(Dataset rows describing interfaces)
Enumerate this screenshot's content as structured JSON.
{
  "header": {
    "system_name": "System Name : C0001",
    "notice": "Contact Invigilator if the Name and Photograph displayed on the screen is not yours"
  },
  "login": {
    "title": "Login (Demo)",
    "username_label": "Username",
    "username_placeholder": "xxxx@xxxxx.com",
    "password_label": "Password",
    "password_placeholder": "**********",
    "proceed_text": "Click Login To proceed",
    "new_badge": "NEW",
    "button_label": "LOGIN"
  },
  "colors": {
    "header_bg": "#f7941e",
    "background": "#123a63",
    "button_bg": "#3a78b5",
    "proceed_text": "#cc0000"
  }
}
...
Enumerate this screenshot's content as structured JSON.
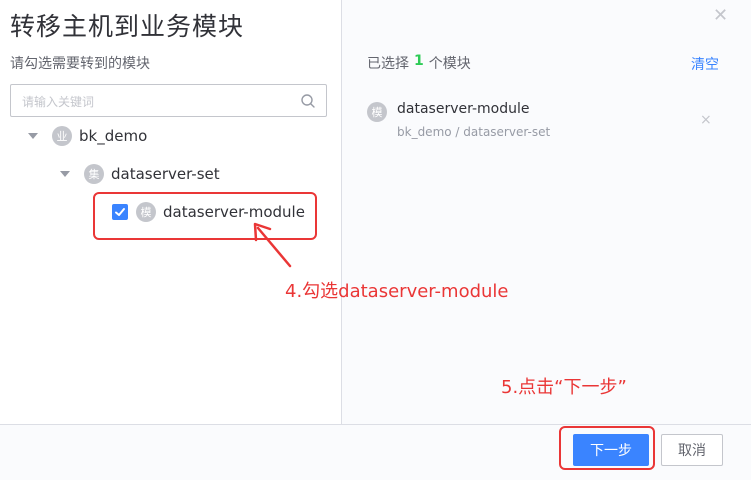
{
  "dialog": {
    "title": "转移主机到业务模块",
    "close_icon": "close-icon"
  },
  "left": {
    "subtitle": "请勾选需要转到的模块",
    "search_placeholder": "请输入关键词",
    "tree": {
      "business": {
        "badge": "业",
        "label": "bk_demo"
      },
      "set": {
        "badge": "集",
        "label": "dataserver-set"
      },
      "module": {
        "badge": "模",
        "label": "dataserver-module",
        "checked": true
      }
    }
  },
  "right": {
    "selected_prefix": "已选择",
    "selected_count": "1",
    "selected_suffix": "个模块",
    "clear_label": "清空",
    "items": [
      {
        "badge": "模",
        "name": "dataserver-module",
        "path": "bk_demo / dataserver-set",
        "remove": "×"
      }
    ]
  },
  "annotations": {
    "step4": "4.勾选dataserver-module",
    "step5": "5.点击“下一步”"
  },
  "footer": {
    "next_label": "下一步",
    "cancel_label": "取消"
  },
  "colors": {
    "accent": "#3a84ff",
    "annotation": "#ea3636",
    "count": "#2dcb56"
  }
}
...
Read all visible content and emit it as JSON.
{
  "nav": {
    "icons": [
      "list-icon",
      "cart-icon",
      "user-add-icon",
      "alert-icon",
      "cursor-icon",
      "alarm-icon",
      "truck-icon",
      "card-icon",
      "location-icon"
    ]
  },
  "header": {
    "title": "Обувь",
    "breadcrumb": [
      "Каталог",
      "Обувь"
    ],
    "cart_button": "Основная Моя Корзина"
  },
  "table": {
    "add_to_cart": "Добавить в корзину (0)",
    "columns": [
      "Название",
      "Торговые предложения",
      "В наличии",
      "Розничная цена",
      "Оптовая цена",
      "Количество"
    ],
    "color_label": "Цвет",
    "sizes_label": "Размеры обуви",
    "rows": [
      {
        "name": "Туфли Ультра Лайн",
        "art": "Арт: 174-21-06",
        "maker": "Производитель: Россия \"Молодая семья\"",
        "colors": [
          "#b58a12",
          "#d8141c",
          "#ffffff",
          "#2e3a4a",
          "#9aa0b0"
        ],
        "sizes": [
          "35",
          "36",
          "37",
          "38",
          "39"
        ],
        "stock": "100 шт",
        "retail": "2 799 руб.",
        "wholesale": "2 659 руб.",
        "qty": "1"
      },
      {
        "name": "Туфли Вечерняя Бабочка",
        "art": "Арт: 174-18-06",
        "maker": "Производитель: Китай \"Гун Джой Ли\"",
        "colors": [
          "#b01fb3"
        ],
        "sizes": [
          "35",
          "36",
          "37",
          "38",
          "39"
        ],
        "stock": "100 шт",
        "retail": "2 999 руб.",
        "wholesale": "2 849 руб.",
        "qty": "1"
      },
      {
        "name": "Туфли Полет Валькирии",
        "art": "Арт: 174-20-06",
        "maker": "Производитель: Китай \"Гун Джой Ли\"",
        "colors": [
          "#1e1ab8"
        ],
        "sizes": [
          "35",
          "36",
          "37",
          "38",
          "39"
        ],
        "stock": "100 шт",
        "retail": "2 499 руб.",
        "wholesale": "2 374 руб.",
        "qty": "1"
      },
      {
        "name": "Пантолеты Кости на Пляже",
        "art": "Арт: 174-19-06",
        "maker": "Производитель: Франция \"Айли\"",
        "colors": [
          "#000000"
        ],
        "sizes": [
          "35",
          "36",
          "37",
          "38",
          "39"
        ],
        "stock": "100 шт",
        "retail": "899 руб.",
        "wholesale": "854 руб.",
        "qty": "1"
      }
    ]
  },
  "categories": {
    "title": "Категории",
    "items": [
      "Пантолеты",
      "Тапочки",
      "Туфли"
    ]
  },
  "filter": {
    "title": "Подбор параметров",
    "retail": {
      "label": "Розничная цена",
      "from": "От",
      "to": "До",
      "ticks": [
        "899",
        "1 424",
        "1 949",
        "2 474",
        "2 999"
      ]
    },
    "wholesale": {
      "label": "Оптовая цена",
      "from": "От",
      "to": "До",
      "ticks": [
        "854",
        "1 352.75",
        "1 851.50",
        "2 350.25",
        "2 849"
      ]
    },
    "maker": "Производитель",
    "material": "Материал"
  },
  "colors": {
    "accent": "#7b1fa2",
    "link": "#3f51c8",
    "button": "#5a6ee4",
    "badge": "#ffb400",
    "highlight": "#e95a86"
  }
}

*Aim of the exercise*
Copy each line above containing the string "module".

*Expected answer*
      "module": {
        "label": "dataserver-module",
        "name": "dataserver-module",
    "step4": "4.勾选dataserver-module",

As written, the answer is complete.